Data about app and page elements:
────────────────────────────────────────
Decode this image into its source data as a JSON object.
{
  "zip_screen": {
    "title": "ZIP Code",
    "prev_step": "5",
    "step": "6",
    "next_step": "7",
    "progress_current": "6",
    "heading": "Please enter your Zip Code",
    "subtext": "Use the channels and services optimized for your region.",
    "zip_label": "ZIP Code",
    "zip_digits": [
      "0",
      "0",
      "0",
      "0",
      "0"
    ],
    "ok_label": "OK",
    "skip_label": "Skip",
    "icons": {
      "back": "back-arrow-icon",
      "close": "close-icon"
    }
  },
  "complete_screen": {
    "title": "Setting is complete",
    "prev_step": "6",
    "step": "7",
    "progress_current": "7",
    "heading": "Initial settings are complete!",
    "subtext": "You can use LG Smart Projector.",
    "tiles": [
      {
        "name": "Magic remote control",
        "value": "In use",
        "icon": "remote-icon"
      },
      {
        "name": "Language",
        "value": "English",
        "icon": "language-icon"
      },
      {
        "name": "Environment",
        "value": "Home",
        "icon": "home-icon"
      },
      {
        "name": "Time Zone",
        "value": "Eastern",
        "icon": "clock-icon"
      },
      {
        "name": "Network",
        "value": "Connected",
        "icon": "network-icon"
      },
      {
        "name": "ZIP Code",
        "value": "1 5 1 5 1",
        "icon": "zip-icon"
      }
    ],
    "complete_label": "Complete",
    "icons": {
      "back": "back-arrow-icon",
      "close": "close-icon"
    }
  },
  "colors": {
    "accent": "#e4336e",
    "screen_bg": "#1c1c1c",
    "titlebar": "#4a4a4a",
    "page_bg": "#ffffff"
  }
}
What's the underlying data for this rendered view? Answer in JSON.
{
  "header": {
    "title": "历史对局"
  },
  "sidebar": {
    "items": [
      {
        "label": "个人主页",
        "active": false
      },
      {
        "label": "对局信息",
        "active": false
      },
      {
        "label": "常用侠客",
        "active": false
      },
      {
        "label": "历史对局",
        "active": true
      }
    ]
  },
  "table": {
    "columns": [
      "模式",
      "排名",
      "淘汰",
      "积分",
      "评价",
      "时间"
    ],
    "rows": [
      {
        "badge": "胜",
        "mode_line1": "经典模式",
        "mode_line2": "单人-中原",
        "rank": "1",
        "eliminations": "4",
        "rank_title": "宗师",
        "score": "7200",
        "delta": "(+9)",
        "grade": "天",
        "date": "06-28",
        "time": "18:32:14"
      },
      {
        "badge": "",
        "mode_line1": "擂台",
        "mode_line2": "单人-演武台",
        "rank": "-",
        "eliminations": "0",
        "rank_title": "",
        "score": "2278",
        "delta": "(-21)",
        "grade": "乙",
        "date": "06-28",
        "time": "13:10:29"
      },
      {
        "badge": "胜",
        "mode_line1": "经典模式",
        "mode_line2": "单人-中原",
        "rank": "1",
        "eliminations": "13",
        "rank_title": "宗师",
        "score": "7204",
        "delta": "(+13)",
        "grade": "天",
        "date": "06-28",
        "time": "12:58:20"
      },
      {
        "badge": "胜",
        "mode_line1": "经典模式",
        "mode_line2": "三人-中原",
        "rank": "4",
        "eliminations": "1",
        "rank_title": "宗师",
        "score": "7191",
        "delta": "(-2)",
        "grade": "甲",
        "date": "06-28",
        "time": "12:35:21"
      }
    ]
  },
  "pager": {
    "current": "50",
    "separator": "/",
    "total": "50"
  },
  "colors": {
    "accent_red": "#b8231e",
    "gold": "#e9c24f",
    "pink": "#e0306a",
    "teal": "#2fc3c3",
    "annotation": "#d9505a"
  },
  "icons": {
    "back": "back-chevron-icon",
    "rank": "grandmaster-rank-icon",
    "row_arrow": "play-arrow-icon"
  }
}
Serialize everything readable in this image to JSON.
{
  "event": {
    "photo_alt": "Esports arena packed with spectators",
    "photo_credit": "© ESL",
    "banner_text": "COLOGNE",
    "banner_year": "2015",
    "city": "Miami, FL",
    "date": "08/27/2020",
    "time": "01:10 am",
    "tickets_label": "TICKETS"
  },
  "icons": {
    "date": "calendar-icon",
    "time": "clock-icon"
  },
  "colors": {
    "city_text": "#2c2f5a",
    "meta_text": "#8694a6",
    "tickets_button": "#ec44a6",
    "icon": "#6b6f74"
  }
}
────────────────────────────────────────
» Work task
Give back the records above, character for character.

» Your solution
Decode this image into its source data as a JSON object.
{
  "zip_screen": {
    "title": "ZIP Code",
    "prev_step": "5",
    "step": "6",
    "next_step": "7",
    "progress_current": "6",
    "heading": "Please enter your Zip Code",
    "subtext": "Use the channels and services optimized for your region.",
    "zip_label": "ZIP Code",
    "zip_digits": [
      "0",
      "0",
      "0",
      "0",
      "0"
    ],
    "ok_label": "OK",
    "skip_label": "Skip",
    "icons": {
      "back": "back-arrow-icon",
      "close": "close-icon"
    }
  },
  "complete_screen": {
    "title": "Setting is complete",
    "prev_step": "6",
    "step": "7",
    "progress_current": "7",
    "heading": "Initial settings are complete!",
    "subtext": "You can use LG Smart Projector.",
    "tiles": [
      {
        "name": "Magic remote control",
        "value": "In use",
        "icon": "remote-icon"
      },
      {
        "name": "Language",
        "value": "English",
        "icon": "language-icon"
      },
      {
        "name": "Environment",
        "value": "Home",
        "icon": "home-icon"
      },
      {
        "name": "Time Zone",
        "value": "Eastern",
        "icon": "clock-icon"
      },
      {
        "name": "Network",
        "value": "Connected",
        "icon": "network-icon"
      },
      {
        "name": "ZIP Code",
        "value": "1 5 1 5 1",
        "icon": "zip-icon"
      }
    ],
    "complete_label": "Complete",
    "icons": {
      "back": "back-arrow-icon",
      "close": "close-icon"
    }
  },
  "colors": {
    "accent": "#e4336e",
    "screen_bg": "#1c1c1c",
    "titlebar": "#4a4a4a",
    "page_bg": "#ffffff"
  }
}
What's the underlying data for this rendered view? Answer in JSON.
{
  "header": {
    "title": "历史对局"
  },
  "sidebar": {
    "items": [
      {
        "label": "个人主页",
        "active": false
      },
      {
        "label": "对局信息",
        "active": false
      },
      {
        "label": "常用侠客",
        "active": false
      },
      {
        "label": "历史对局",
        "active": true
      }
    ]
  },
  "table": {
    "columns": [
      "模式",
      "排名",
      "淘汰",
      "积分",
      "评价",
      "时间"
    ],
    "rows": [
      {
        "badge": "胜",
        "mode_line1": "经典模式",
        "mode_line2": "单人-中原",
        "rank": "1",
        "eliminations": "4",
        "rank_title": "宗师",
        "score": "7200",
        "delta": "(+9)",
        "grade": "天",
        "date": "06-28",
        "time": "18:32:14"
      },
      {
        "badge": "",
        "mode_line1": "擂台",
        "mode_line2": "单人-演武台",
        "rank": "-",
        "eliminations": "0",
        "rank_title": "",
        "score": "2278",
        "delta": "(-21)",
        "grade": "乙",
        "date": "06-28",
        "time": "13:10:29"
      },
      {
        "badge": "胜",
        "mode_line1": "经典模式",
        "mode_line2": "单人-中原",
        "rank": "1",
        "eliminations": "13",
        "rank_title": "宗师",
        "score": "7204",
        "delta": "(+13)",
        "grade": "天",
        "date": "06-28",
        "time": "12:58:20"
      },
      {
        "badge": "胜",
        "mode_line1": "经典模式",
        "mode_line2": "三人-中原",
        "rank": "4",
        "eliminations": "1",
        "rank_title": "宗师",
        "score": "7191",
        "delta": "(-2)",
        "grade": "甲",
        "date": "06-28",
        "time": "12:35:21"
      }
    ]
  },
  "pager": {
    "current": "50",
    "separator": "/",
    "total": "50"
  },
  "colors": {
    "accent_red": "#b8231e",
    "gold": "#e9c24f",
    "pink": "#e0306a",
    "teal": "#2fc3c3",
    "annotation": "#d9505a"
  },
  "icons": {
    "back": "back-chevron-icon",
    "rank": "grandmaster-rank-icon",
    "row_arrow": "play-arrow-icon"
  }
}
Serialize everything readable in this image to JSON.
{
  "event": {
    "photo_alt": "Esports arena packed with spectators",
    "photo_credit": "© ESL",
    "banner_text": "COLOGNE",
    "banner_year": "2015",
    "city": "Miami, FL",
    "date": "08/27/2020",
    "time": "01:10 am",
    "tickets_label": "TICKETS"
  },
  "icons": {
    "date": "calendar-icon",
    "time": "clock-icon"
  },
  "colors": {
    "city_text": "#2c2f5a",
    "meta_text": "#8694a6",
    "tickets_button": "#ec44a6",
    "icon": "#6b6f74"
  }
}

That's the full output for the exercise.